Winter Photography

We have had much more snow this year than usual. It has let us get out on the weekends and take snow pictures. There are a couple of things to keep in mind. First, be prepared. Have your batteries fully charged, as they dissipate quickly. Don't keep cameras or lenses in the warm moist areas and then go out in the cold, as they will fog or ice up. Keep your camera out, not inside a parka. Dress appropriately. Too many people overdress. Figure out if you are going to be stationary or moving for the most part. I try to wear layers of wicking fabric, either base layers and then fleece, but not cotton. Cotton traps water and sweat and makes you colder. I try to dress in layers, and use a parka as a shell. I like a hood so that If I get cold I can pull it on. I have snow pants over fleece long underwear, and wool or poly socks. I wear base layer gloves of poly under fleece mittens. I found convertible mittens at EMS which have half fingers, and the mitten and thumb covers pull back and lock with magnets. Warm and you can use your fingers. I wear medium weight boots (Columbia) which are big enough to wear with socks. I had a pair that were too small, and got a touch of frostbite on a small toe.
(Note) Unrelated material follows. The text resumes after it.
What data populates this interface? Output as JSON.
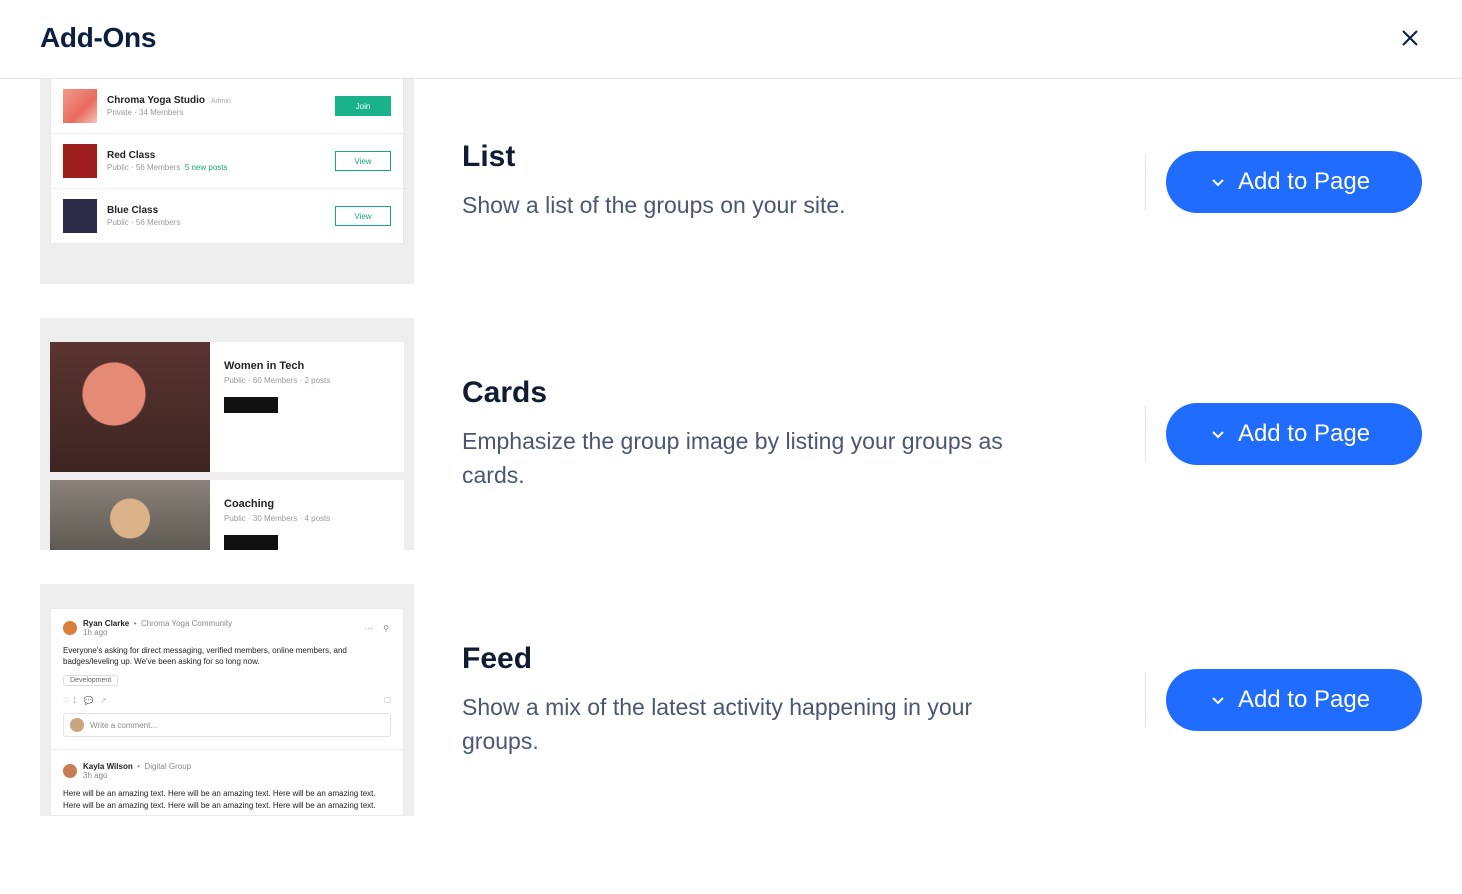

I love to snowshoe. I have not had much opportunity in the past two years, but this year has been great. You can get on trails or off trails. It is as easy as walking, and I don't take poles. I carry my tripod over my shoulder, and have used it extended a few times to balance me or push me out of deep snow. I use a carbon fiber Gitzo tripod, and it is nice to carry and hold in the cold. When you snowshoe, don't over dress. You will build up sweat. My parka and my pants both have zippers to vent out sweat, and I often leave it a bit open when exerting. When I stop to shoot, I zip up and pull the hood over if I am going to stand to wait for a shot.

Here are some pictures from this weekend. I love going to the Morse Estate in Poughkeepsie, as the trails are left ungroomed, or just packed by a snowmobile for the cross country skiers. You can leave the path and go in powder, or stay on the packed trails. Great streams, ice, ponds, and light.